The records Start Marker

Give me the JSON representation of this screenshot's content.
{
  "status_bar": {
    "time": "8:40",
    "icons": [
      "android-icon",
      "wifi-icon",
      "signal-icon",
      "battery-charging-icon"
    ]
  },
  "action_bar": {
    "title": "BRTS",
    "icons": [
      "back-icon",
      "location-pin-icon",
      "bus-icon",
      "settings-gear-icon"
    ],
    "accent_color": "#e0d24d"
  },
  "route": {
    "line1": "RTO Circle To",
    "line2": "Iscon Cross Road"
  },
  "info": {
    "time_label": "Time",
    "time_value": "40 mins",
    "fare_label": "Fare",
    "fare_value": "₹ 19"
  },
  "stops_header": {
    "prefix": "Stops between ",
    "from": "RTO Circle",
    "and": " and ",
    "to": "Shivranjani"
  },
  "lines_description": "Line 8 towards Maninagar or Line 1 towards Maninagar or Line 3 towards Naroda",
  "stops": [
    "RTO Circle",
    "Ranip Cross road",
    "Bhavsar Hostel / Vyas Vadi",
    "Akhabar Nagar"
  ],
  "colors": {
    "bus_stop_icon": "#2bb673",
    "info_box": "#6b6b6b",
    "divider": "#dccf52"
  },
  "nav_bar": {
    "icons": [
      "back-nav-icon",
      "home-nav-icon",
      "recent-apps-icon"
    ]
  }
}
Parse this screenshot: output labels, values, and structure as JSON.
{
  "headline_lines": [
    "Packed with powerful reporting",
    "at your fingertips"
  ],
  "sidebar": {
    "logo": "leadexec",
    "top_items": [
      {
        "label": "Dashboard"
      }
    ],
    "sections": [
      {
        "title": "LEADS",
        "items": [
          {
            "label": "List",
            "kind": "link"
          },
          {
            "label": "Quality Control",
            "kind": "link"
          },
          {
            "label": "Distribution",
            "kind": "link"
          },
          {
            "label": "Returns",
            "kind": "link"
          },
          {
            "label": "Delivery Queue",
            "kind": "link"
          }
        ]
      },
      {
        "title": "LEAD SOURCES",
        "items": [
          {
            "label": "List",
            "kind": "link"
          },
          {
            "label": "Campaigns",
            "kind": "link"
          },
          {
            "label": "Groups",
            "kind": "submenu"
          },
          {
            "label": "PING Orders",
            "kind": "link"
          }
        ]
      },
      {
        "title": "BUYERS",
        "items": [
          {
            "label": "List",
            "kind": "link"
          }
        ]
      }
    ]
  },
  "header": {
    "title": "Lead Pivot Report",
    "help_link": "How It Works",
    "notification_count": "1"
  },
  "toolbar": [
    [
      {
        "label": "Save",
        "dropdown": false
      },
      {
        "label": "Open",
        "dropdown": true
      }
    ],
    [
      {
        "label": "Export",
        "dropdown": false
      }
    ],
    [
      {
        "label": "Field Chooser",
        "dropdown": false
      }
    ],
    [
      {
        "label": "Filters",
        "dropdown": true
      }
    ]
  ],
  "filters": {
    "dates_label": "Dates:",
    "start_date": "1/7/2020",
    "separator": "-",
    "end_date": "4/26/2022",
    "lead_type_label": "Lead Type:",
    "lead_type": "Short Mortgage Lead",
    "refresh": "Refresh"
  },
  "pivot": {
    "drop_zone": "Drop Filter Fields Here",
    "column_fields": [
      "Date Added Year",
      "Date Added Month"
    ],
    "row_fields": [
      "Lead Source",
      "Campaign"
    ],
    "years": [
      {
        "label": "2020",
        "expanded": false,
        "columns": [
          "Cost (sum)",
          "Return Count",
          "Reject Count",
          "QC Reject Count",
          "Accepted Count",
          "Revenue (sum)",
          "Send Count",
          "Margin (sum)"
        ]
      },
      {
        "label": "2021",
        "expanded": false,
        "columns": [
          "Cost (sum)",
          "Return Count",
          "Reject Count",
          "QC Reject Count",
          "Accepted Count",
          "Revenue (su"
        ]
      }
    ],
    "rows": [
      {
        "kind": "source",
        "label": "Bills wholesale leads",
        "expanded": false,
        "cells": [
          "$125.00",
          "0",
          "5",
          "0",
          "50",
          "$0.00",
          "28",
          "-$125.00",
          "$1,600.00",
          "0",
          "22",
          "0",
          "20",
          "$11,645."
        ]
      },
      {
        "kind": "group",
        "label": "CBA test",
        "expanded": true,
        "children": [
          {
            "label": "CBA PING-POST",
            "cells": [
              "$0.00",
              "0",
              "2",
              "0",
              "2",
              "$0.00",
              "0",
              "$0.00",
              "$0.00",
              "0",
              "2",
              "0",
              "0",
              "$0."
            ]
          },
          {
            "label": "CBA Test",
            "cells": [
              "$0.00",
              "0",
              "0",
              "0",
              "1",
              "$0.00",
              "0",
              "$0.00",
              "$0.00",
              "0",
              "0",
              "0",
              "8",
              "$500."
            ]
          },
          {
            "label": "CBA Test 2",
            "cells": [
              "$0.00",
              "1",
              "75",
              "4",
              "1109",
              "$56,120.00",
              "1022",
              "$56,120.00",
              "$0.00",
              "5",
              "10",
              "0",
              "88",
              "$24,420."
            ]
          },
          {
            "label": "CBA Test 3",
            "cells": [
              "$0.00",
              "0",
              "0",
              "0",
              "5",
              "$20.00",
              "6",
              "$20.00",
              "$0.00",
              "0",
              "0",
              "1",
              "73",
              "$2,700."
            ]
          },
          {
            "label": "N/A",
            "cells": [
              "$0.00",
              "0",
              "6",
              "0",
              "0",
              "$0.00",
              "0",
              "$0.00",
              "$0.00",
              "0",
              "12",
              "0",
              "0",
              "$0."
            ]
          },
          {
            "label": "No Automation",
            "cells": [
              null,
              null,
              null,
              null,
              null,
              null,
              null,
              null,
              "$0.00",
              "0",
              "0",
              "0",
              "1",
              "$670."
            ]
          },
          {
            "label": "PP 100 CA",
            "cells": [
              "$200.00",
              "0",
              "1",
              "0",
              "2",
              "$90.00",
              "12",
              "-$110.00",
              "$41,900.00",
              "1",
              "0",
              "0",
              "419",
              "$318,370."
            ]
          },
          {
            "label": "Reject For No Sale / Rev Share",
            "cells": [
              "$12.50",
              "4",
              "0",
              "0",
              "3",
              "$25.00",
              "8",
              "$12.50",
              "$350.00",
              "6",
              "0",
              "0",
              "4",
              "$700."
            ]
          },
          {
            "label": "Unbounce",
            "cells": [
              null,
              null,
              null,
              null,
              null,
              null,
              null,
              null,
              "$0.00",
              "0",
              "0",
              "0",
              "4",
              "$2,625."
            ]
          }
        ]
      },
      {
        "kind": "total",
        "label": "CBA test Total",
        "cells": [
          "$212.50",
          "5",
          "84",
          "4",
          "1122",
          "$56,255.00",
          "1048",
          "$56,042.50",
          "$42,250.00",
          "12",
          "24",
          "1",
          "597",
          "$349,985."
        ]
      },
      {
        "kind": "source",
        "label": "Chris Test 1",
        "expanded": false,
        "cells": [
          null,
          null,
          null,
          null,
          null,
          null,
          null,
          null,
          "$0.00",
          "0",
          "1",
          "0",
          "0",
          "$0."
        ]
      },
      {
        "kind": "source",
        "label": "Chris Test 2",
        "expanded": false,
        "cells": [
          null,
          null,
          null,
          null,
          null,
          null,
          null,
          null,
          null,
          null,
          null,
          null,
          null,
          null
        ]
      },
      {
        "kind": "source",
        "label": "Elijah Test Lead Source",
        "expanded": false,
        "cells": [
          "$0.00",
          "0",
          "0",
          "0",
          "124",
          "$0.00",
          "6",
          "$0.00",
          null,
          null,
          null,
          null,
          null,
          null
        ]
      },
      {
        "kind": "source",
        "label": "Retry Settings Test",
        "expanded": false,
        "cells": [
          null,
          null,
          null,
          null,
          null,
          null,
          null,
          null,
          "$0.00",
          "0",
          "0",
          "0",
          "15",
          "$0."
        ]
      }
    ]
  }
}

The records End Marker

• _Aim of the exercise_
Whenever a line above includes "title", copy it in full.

• _Response area_
    "title": "BRTS",
        "title": "LEADS",
        "title": "LEAD SOURCES",
        "title": "BUYERS",
    "title": "Lead Pivot Report",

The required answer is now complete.